About this exercise -
When a line of the listing below has the string "heading" in it, copy that line.

The data -
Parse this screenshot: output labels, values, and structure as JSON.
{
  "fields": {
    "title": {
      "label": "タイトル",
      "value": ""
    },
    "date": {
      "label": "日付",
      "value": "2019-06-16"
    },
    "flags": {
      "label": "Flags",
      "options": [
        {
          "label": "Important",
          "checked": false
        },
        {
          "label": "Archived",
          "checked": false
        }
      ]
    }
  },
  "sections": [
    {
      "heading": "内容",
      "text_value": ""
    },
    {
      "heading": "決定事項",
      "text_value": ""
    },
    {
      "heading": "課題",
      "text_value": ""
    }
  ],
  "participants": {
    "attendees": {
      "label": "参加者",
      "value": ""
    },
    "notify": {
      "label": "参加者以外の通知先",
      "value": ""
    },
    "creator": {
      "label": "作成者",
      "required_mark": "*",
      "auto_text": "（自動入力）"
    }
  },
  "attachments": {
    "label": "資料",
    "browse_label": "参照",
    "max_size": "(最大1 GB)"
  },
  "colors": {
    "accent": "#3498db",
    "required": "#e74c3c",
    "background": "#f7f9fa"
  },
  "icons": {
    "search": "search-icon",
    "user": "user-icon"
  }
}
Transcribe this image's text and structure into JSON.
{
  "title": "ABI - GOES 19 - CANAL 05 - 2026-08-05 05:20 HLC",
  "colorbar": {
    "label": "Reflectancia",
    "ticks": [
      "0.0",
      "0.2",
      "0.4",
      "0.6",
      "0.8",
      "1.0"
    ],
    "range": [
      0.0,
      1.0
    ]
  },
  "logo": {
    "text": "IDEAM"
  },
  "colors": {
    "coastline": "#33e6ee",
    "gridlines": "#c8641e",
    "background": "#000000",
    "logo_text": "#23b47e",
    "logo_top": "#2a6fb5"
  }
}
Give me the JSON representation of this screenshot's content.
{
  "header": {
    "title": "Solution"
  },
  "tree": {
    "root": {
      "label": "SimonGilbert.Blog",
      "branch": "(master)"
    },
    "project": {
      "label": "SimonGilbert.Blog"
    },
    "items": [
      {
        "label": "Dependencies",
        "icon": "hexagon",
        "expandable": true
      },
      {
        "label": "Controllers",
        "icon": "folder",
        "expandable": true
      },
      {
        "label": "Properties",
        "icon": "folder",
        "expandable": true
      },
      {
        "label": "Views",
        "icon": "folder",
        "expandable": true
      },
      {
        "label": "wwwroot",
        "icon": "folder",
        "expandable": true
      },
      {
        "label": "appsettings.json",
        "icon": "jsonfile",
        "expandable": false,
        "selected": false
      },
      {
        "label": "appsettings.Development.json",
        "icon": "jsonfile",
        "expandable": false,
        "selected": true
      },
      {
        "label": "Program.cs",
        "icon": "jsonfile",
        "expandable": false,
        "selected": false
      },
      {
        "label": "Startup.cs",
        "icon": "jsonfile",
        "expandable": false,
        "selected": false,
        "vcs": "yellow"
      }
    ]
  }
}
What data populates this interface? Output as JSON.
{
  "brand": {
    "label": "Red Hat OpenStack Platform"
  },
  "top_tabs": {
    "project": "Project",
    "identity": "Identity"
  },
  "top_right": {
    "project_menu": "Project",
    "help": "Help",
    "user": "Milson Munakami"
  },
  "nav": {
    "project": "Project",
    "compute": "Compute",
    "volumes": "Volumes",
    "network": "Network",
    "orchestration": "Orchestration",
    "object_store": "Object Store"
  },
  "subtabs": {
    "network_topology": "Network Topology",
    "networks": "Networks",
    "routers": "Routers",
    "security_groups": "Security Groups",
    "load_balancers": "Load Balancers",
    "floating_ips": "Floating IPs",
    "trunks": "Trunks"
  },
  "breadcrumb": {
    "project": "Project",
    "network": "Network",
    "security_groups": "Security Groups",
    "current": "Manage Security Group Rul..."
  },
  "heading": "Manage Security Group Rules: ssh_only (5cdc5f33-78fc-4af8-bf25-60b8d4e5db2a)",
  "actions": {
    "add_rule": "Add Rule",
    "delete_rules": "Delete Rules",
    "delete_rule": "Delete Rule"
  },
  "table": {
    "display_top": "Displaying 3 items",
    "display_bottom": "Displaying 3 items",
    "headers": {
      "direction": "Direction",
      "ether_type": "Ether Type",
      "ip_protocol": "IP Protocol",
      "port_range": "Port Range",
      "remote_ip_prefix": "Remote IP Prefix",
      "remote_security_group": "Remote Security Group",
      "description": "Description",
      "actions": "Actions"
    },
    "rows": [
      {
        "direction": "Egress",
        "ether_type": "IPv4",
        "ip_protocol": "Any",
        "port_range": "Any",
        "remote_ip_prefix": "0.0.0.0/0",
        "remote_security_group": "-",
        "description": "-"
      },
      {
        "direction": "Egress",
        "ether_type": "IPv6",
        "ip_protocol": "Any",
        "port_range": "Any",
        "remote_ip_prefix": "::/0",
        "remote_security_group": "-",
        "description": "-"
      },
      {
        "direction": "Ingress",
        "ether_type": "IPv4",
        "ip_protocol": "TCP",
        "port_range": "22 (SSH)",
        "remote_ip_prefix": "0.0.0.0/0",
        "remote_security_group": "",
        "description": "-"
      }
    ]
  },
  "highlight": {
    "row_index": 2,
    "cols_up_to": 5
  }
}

Task solution -
      "heading": "内容",
      "heading": "決定事項",
      "heading": "課題",
  "heading": "Manage Security Group Rules: ssh_only (5cdc5f33-78fc-4af8-bf25-60b8d4e5db2a)",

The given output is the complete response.